[Entries from a dataset of interfaces]
+ + + + + + +
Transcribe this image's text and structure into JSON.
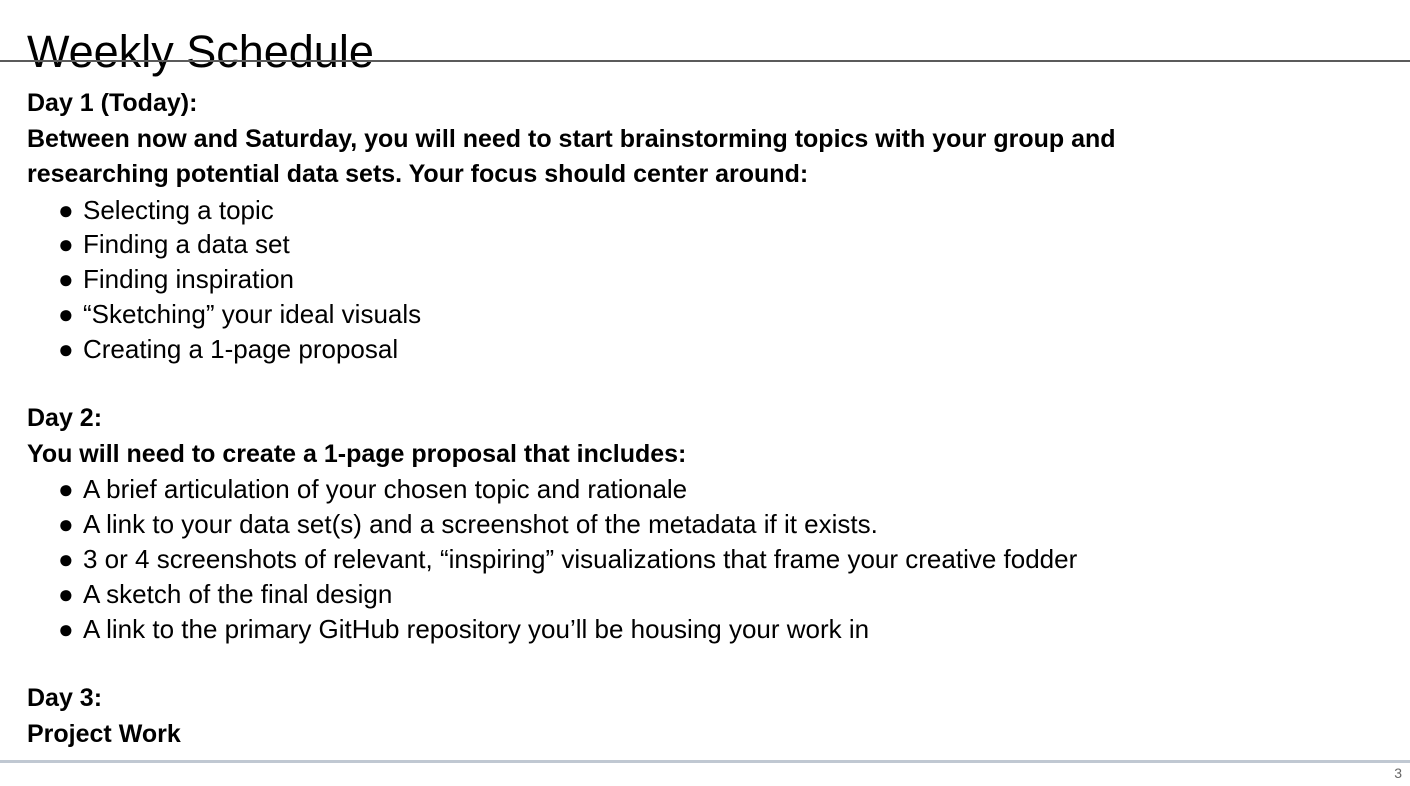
{
  "slide": {
    "title": "Weekly Schedule",
    "page_number": "3",
    "rule_colors": {
      "header": "#5b5b5b",
      "footer": "#c0c8d2"
    },
    "bullet_glyph": "●"
  },
  "sections": [
    {
      "heading": "Day 1 (Today):",
      "lead": "Between now and Saturday, you will need to start brainstorming topics with your group and researching potential data sets. Your focus should center around:",
      "bullets": [
        "Selecting a topic",
        "Finding a data set",
        "Finding inspiration",
        "“Sketching” your ideal visuals",
        "Creating a 1-page proposal"
      ]
    },
    {
      "heading": "Day 2:",
      "lead": "You will need to create a 1-page proposal that includes:",
      "bullets": [
        "A brief articulation of your chosen topic and rationale",
        "A link to your data set(s) and a screenshot of the metadata if it exists.",
        "3 or 4 screenshots of relevant, “inspiring” visualizations that frame your creative fodder",
        "A sketch of the final design",
        "A link to the primary GitHub repository you’ll be housing your work in"
      ]
    },
    {
      "heading": "Day 3:",
      "lead": "Project Work",
      "bullets": []
    }
  ]
}
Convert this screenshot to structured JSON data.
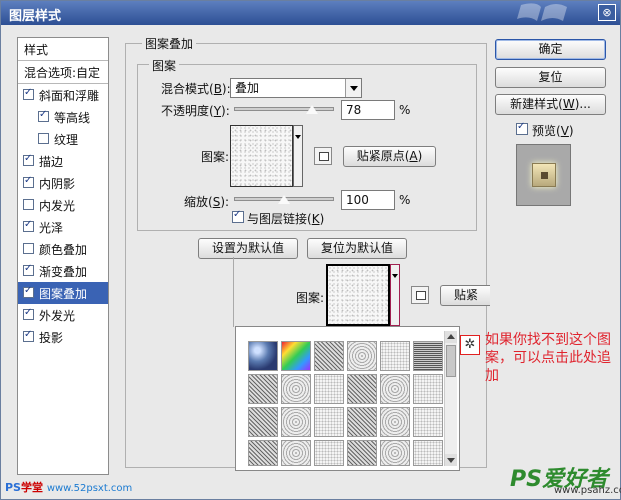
{
  "window": {
    "title": "图层样式",
    "close_glyph": "⊗"
  },
  "style_list": {
    "header": "样式",
    "blend_options": "混合选项:自定",
    "items": [
      {
        "label": "斜面和浮雕",
        "checked": true,
        "sub": false,
        "selected": false
      },
      {
        "label": "等高线",
        "checked": true,
        "sub": true,
        "selected": false
      },
      {
        "label": "纹理",
        "checked": false,
        "sub": true,
        "selected": false
      },
      {
        "label": "描边",
        "checked": true,
        "sub": false,
        "selected": false
      },
      {
        "label": "内阴影",
        "checked": true,
        "sub": false,
        "selected": false
      },
      {
        "label": "内发光",
        "checked": false,
        "sub": false,
        "selected": false
      },
      {
        "label": "光泽",
        "checked": true,
        "sub": false,
        "selected": false
      },
      {
        "label": "颜色叠加",
        "checked": false,
        "sub": false,
        "selected": false
      },
      {
        "label": "渐变叠加",
        "checked": true,
        "sub": false,
        "selected": false
      },
      {
        "label": "图案叠加",
        "checked": true,
        "sub": false,
        "selected": true
      },
      {
        "label": "外发光",
        "checked": true,
        "sub": false,
        "selected": false
      },
      {
        "label": "投影",
        "checked": true,
        "sub": false,
        "selected": false
      }
    ]
  },
  "pattern_overlay": {
    "group_title": "图案叠加",
    "subgroup_title": "图案",
    "blend_mode_label": "混合模式(",
    "blend_mode_key": "B",
    "blend_mode_value": "叠加",
    "opacity_label": "不透明度(",
    "opacity_key": "Y",
    "opacity_value": "78",
    "opacity_fraction": 0.78,
    "percent": "%",
    "pattern_label": "图案:",
    "snap_button": "贴紧原点(",
    "snap_key": "A",
    "scale_label": "缩放(",
    "scale_key": "S",
    "scale_value": "100",
    "scale_fraction": 0.5,
    "link_label": "与图层链接(",
    "link_key": "K",
    "link_checked": true,
    "set_default_button": "设置为默认值",
    "reset_default_button": "复位为默认值"
  },
  "popup": {
    "pattern_label": "图案:",
    "snap_partial": "贴紧"
  },
  "buttons": {
    "ok": "确定",
    "reset": "复位",
    "new_style": "新建样式(",
    "new_style_key": "W",
    "preview_label": "预览(",
    "preview_key": "V",
    "preview_checked": true
  },
  "annotation": {
    "text": "如果你找不到这个图案，可以点击此处追加",
    "color": "#e0242e"
  },
  "watermarks": {
    "left_ps": "PS",
    "left_cn": "学堂",
    "left_url": "www.52psxt.com",
    "right_logo": "PS爱好者",
    "right_site": "www.psahz.com"
  }
}
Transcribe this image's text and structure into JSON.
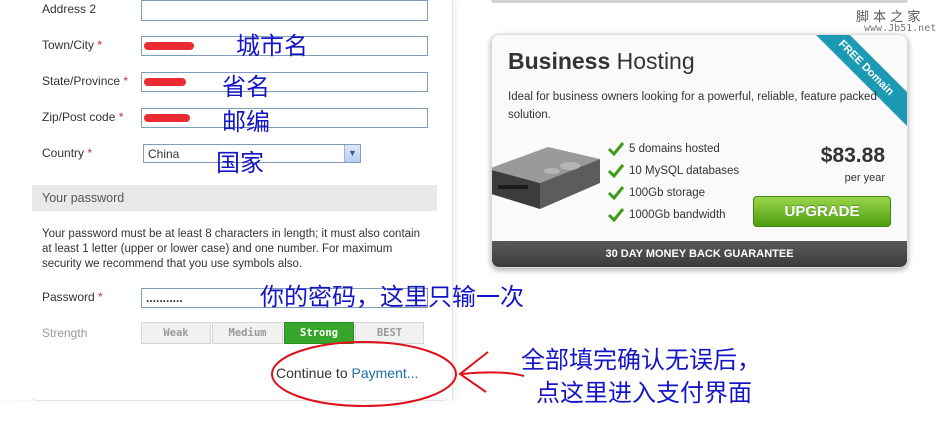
{
  "form": {
    "address2_label": "Address 2",
    "city_label": "Town/City",
    "state_label": "State/Province",
    "zip_label": "Zip/Post code",
    "country_label": "Country",
    "country_value": "China",
    "required_mark": "*",
    "password_section_title": "Your password",
    "password_help": "Your password must be at least 8 characters in length; it must also contain at least 1 letter (upper or lower case) and one number. For maximum security we recommend that you use symbols also.",
    "password_label": "Password",
    "password_value": "...........",
    "strength_label": "Strength",
    "strength_levels": [
      "Weak",
      "Medium",
      "Strong",
      "BEST"
    ],
    "strength_active": "Strong",
    "continue_prefix": "Continue to",
    "continue_link": "Payment..."
  },
  "annotations": {
    "city": "城市名",
    "state": "省名",
    "zip": "邮编",
    "country": "国家",
    "password": "你的密码，这里只输一次",
    "continue_line1": "全部填完确认无误后，",
    "continue_line2": "点这里进入支付界面"
  },
  "card": {
    "title_bold": "Business",
    "title_rest": "Hosting",
    "ribbon": "FREE Domain",
    "description": "Ideal for business owners looking for a powerful, reliable, feature packed solution.",
    "features": [
      "5 domains hosted",
      "10 MySQL databases",
      "100Gb storage",
      "1000Gb bandwidth"
    ],
    "price": "$83.88",
    "per": "per year",
    "upgrade_label": "UPGRADE",
    "guarantee": "30 DAY MONEY BACK GUARANTEE"
  },
  "watermark": {
    "line1": "脚 本 之 家",
    "line2": "www.Jb51.net"
  },
  "colors": {
    "required": "#d8262b",
    "annotation": "#1515c8",
    "circle": "#e0101a",
    "strong": "#36a62b",
    "link": "#1a6fa8",
    "upgrade": "#5aab1a",
    "ribbon": "#1d9ab3"
  }
}
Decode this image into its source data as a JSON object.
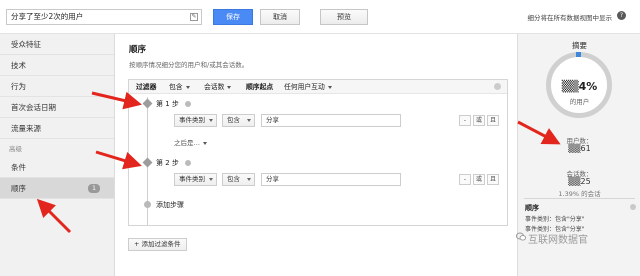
{
  "topbar": {
    "segment_name": "分享了至少2次的用户",
    "save_label": "保存",
    "cancel_label": "取消",
    "preview_label": "预览",
    "note": "细分将在所有数据视图中显示"
  },
  "sidebar": {
    "items": [
      {
        "label": "受众特征"
      },
      {
        "label": "技术"
      },
      {
        "label": "行为"
      },
      {
        "label": "首次会话日期"
      },
      {
        "label": "流量来源"
      }
    ],
    "section_label": "高级",
    "advanced_items": [
      {
        "label": "条件"
      },
      {
        "label": "顺序",
        "badge": "1"
      }
    ]
  },
  "main": {
    "title": "顺序",
    "description": "按顺序情况细分您的用户和/或其会话数。",
    "filter_bar": {
      "filter_label": "过滤器",
      "include_label": "包含",
      "session_label": "会话数",
      "sequence_start_label": "顺序起点",
      "any_interaction_label": "任何用户互动"
    },
    "step1": {
      "label": "第 1 步",
      "event_category": "事件类别",
      "op": "包含",
      "value": "分享",
      "minus": "-",
      "or": "或",
      "and": "且"
    },
    "then_label": "之后是…",
    "step2": {
      "label": "第 2 步",
      "event_category": "事件类别",
      "op": "包含",
      "value": "分享",
      "minus": "-",
      "or": "或",
      "and": "且"
    },
    "add_step_label": "添加步骤",
    "add_condition_label": "+ 添加过滤条件"
  },
  "summary": {
    "title": "摘要",
    "percent": "▒▒4%",
    "percent_sub": "的用户",
    "users_label": "用户数：",
    "users_value": "▒▒61",
    "sessions_label": "会话数：",
    "sessions_value": "▒▒25",
    "sessions_sub": "1.39% 的会话",
    "section_title": "顺序",
    "line1": "事件类别：包含\"分享\"",
    "line2": "事件类别：包含\"分享\""
  },
  "watermark": "互联网数据官",
  "colors": {
    "primary_button": "#4a8af4",
    "arrow_red": "#e2261d",
    "ring_accent": "#3f88d9"
  }
}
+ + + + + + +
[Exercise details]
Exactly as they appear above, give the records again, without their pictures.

[Result]
Transcribe this image's text and structure into JSON.
{
  "slide": {
    "title": "Weekly Schedule",
    "page_number": "3",
    "rule_colors": {
      "header": "#5b5b5b",
      "footer": "#c0c8d2"
    },
    "bullet_glyph": "●"
  },
  "sections": [
    {
      "heading": "Day 1 (Today):",
      "lead": "Between now and Saturday, you will need to start brainstorming topics with your group and researching potential data sets. Your focus should center around:",
      "bullets": [
        "Selecting a topic",
        "Finding a data set",
        "Finding inspiration",
        "“Sketching” your ideal visuals",
        "Creating a 1-page proposal"
      ]
    },
    {
      "heading": "Day 2:",
      "lead": "You will need to create a 1-page proposal that includes:",
      "bullets": [
        "A brief articulation of your chosen topic and rationale",
        "A link to your data set(s) and a screenshot of the metadata if it exists.",
        "3 or 4 screenshots of relevant, “inspiring” visualizations that frame your creative fodder",
        "A sketch of the final design",
        "A link to the primary GitHub repository you’ll be housing your work in"
      ]
    },
    {
      "heading": "Day 3:",
      "lead": "Project Work",
      "bullets": []
    }
  ]
}
Convert this screenshot to structured JSON data.
{
  "window": {
    "title": "图层样式",
    "close_glyph": "⊗"
  },
  "style_list": {
    "header": "样式",
    "blend_options": "混合选项:自定",
    "items": [
      {
        "label": "斜面和浮雕",
        "checked": true,
        "sub": false,
        "selected": false
      },
      {
        "label": "等高线",
        "checked": true,
        "sub": true,
        "selected": false
      },
      {
        "label": "纹理",
        "checked": false,
        "sub": true,
        "selected": false
      },
      {
        "label": "描边",
        "checked": true,
        "sub": false,
        "selected": false
      },
      {
        "label": "内阴影",
        "checked": true,
        "sub": false,
        "selected": false
      },
      {
        "label": "内发光",
        "checked": false,
        "sub": false,
        "selected": false
      },
      {
        "label": "光泽",
        "checked": true,
        "sub": false,
        "selected": false
      },
      {
        "label": "颜色叠加",
        "checked": false,
        "sub": false,
        "selected": false
      },
      {
        "label": "渐变叠加",
        "checked": true,
        "sub": false,
        "selected": false
      },
      {
        "label": "图案叠加",
        "checked": true,
        "sub": false,
        "selected": true
      },
      {
        "label": "外发光",
        "checked": true,
        "sub": false,
        "selected": false
      },
      {
        "label": "投影",
        "checked": true,
        "sub": false,
        "selected": false
      }
    ]
  },
  "pattern_overlay": {
    "group_title": "图案叠加",
    "subgroup_title": "图案",
    "blend_mode_label": "混合模式(",
    "blend_mode_key": "B",
    "blend_mode_value": "叠加",
    "opacity_label": "不透明度(",
    "opacity_key": "Y",
    "opacity_value": "78",
    "opacity_fraction": 0.78,
    "percent": "%",
    "pattern_label": "图案:",
    "snap_button": "贴紧原点(",
    "snap_key": "A",
    "scale_label": "缩放(",
    "scale_key": "S",
    "scale_value": "100",
    "scale_fraction": 0.5,
    "link_label": "与图层链接(",
    "link_key": "K",
    "link_checked": true,
    "set_default_button": "设置为默认值",
    "reset_default_button": "复位为默认值"
  },
  "popup": {
    "pattern_label": "图案:",
    "snap_partial": "贴紧"
  },
  "buttons": {
    "ok": "确定",
    "reset": "复位",
    "new_style": "新建样式(",
    "new_style_key": "W",
    "preview_label": "预览(",
    "preview_key": "V",
    "preview_checked": true
  },
  "annotation": {
    "text": "如果你找不到这个图案，可以点击此处追加",
    "color": "#e0242e"
  },
  "watermarks": {
    "left_ps": "PS",
    "left_cn": "学堂",
    "left_url": "www.52psxt.com",
    "right_logo": "PS爱好者",
    "right_site": "www.psahz.com"
  }
}
Transcribe this image's text and structure into JSON.
{
  "form": {
    "address2_label": "Address 2",
    "city_label": "Town/City",
    "state_label": "State/Province",
    "zip_label": "Zip/Post code",
    "country_label": "Country",
    "country_value": "China",
    "required_mark": "*",
    "password_section_title": "Your password",
    "password_help": "Your password must be at least 8 characters in length; it must also contain at least 1 letter (upper or lower case) and one number. For maximum security we recommend that you use symbols also.",
    "password_label": "Password",
    "password_value": "...........",
    "strength_label": "Strength",
    "strength_levels": [
      "Weak",
      "Medium",
      "Strong",
      "BEST"
    ],
    "strength_active": "Strong",
    "continue_prefix": "Continue to",
    "continue_link": "Payment..."
  },
  "annotations": {
    "city": "城市名",
    "state": "省名",
    "zip": "邮编",
    "country": "国家",
    "password": "你的密码，这里只输一次",
    "continue_line1": "全部填完确认无误后，",
    "continue_line2": "点这里进入支付界面"
  },
  "card": {
    "title_bold": "Business",
    "title_rest": "Hosting",
    "ribbon": "FREE Domain",
    "description": "Ideal for business owners looking for a powerful, reliable, feature packed solution.",
    "features": [
      "5 domains hosted",
      "10 MySQL databases",
      "100Gb storage",
      "1000Gb bandwidth"
    ],
    "price": "$83.88",
    "per": "per year",
    "upgrade_label": "UPGRADE",
    "guarantee": "30 DAY MONEY BACK GUARANTEE"
  },
  "watermark": {
    "line1": "脚 本 之 家",
    "line2": "www.Jb51.net"
  },
  "colors": {
    "required": "#d8262b",
    "annotation": "#1515c8",
    "circle": "#e0101a",
    "strong": "#36a62b",
    "link": "#1a6fa8",
    "upgrade": "#5aab1a",
    "ribbon": "#1d9ab3"
  }
}
Decode this image into its source data as a JSON object.
{
  "topbar": {
    "segment_name": "分享了至少2次的用户",
    "save_label": "保存",
    "cancel_label": "取消",
    "preview_label": "预览",
    "note": "细分将在所有数据视图中显示"
  },
  "sidebar": {
    "items": [
      {
        "label": "受众特征"
      },
      {
        "label": "技术"
      },
      {
        "label": "行为"
      },
      {
        "label": "首次会话日期"
      },
      {
        "label": "流量来源"
      }
    ],
    "section_label": "高级",
    "advanced_items": [
      {
        "label": "条件"
      },
      {
        "label": "顺序",
        "badge": "1"
      }
    ]
  },
  "main": {
    "title": "顺序",
    "description": "按顺序情况细分您的用户和/或其会话数。",
    "filter_bar": {
      "filter_label": "过滤器",
      "include_label": "包含",
      "session_label": "会话数",
      "sequence_start_label": "顺序起点",
      "any_interaction_label": "任何用户互动"
    },
    "step1": {
      "label": "第 1 步",
      "event_category": "事件类别",
      "op": "包含",
      "value": "分享",
      "minus": "-",
      "or": "或",
      "and": "且"
    },
    "then_label": "之后是…",
    "step2": {
      "label": "第 2 步",
      "event_category": "事件类别",
      "op": "包含",
      "value": "分享",
      "minus": "-",
      "or": "或",
      "and": "且"
    },
    "add_step_label": "添加步骤",
    "add_condition_label": "+ 添加过滤条件"
  },
  "summary": {
    "title": "摘要",
    "percent": "▒▒4%",
    "percent_sub": "的用户",
    "users_label": "用户数：",
    "users_value": "▒▒61",
    "sessions_label": "会话数：",
    "sessions_value": "▒▒25",
    "sessions_sub": "1.39% 的会话",
    "section_title": "顺序",
    "line1": "事件类别：包含\"分享\"",
    "line2": "事件类别：包含\"分享\""
  },
  "watermark": "互联网数据官",
  "colors": {
    "primary_button": "#4a8af4",
    "arrow_red": "#e2261d",
    "ring_accent": "#3f88d9"
  }
}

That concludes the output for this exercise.